§ AIM OF THE EXERCISE: Scan the entries for lines with the word "icon" and copy those lines.

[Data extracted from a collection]
--

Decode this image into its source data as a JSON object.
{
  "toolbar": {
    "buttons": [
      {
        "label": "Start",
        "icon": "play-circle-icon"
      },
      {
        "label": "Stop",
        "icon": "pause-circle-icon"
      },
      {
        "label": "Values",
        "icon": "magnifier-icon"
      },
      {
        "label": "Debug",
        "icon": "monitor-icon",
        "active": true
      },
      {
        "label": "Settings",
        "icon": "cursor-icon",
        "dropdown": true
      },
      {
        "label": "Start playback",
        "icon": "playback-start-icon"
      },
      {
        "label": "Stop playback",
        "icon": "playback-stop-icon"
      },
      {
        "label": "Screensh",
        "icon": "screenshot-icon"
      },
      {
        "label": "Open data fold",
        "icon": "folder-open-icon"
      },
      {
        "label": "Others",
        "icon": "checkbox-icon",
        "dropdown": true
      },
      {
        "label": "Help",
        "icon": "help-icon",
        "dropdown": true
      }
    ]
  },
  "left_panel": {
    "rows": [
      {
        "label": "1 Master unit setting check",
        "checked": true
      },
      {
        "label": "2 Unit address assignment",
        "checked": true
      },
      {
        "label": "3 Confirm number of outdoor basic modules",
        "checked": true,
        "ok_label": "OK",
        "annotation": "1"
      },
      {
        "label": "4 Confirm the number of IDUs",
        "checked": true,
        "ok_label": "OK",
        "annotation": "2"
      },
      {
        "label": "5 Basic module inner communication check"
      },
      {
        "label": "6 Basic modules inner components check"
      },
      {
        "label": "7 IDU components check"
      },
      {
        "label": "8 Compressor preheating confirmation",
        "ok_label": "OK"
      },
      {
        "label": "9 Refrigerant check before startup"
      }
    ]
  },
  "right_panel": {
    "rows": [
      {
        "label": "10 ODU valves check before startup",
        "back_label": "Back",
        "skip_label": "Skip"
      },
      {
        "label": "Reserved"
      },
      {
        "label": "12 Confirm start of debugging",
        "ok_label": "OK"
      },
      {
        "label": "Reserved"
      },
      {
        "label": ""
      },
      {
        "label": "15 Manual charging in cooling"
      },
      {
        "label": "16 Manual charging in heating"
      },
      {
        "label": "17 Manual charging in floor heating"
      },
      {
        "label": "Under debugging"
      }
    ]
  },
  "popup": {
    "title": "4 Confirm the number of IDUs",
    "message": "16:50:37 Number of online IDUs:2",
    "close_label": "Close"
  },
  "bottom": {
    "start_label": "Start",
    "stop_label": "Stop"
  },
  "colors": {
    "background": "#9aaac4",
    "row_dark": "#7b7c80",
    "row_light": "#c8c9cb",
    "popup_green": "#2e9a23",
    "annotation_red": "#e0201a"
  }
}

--

§ REPLY TO THE TASK:
        "icon": "play-circle-icon"
        "icon": "pause-circle-icon"
        "icon": "magnifier-icon"
        "icon": "monitor-icon",
        "icon": "cursor-icon",
        "icon": "playback-start-icon"
        "icon": "playback-stop-icon"
        "icon": "screenshot-icon"
        "icon": "folder-open-icon"
        "icon": "checkbox-icon",
        "icon": "help-icon",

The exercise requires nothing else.